Federal wildlife officials have drafted plans to lift protections for gray wolves across the Lower 48 states, a move that could end a decades-long recovery effort that has restored the animals, but only in parts of their historic range. The draft rule by the Department of Interior contends that the roughly 6,000 wolves now living in the Northern Rockies and Great Lakes are enough to prevent the species' extinction. The agency says having gray wolves elsewhere—such as the West Coast, parts of New England, and elsewhere in the Rockies—is unnecessary for their long-term survival.

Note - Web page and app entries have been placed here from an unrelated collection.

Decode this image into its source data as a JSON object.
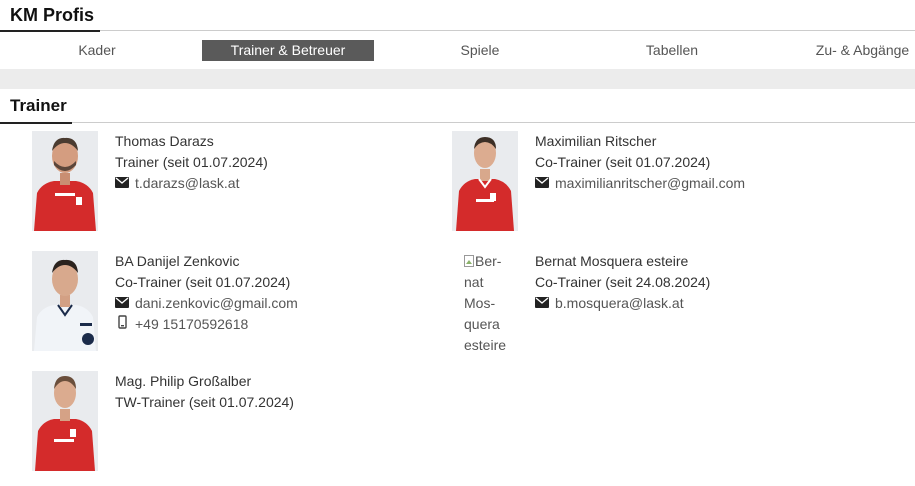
{
  "team": {
    "title": "KM Profis"
  },
  "tabs": [
    {
      "label": "Kader"
    },
    {
      "label": "Trainer & Betreuer"
    },
    {
      "label": "Spiele"
    },
    {
      "label": "Tabellen"
    },
    {
      "label": "Zu- & Abgänge"
    }
  ],
  "section": {
    "title": "Trainer"
  },
  "people": [
    {
      "name": "Thomas Darazs",
      "role": "Trainer (seit 01.07.2024)",
      "email": "t.darazs@lask.at"
    },
    {
      "name": "Maximilian Ritscher",
      "role": "Co-Trainer (seit 01.07.2024)",
      "email": "maximilianritscher@gmail.com"
    },
    {
      "name": "BA Danijel Zenkovic",
      "role": "Co-Trainer (seit 01.07.2024)",
      "email": "dani.zenkovic@gmail.com",
      "phone": "+49 15170592618"
    },
    {
      "name": "Bernat Mosquera esteire",
      "role": "Co-Trainer (seit 24.08.2024)",
      "email": "b.mosquera@lask.at",
      "photo_alt": "Ber- nat Mos- quera esteire"
    },
    {
      "name": "Mag. Philip Großalber",
      "role": "TW-Trainer (seit 01.07.2024)"
    }
  ],
  "colors": {
    "active_tab": "#5a5a5a",
    "jersey_red": "#d42b2b",
    "jersey_white": "#f1f4f8",
    "band": "#ececec"
  },
  "icons": {
    "email": "envelope-icon",
    "phone": "mobile-phone-icon"
  }
}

The loss of federal protections would be welcomed by ranchers and others in the agriculture industry, whose stock at times become prey for hungry wolf packs. Yet wildlife advocates say the proposal threatens to cut short the gray wolf's dramatic recovery from widespread extermination. The Fish and Wildlife Service said the rule was under review and would be published in the Federal Register and opened to public comment before a final decision is made. It would transfer control of wolves to state wildlife agencies by removing them from the federal list of endangered species. The government has been considering such a move since at least 2011.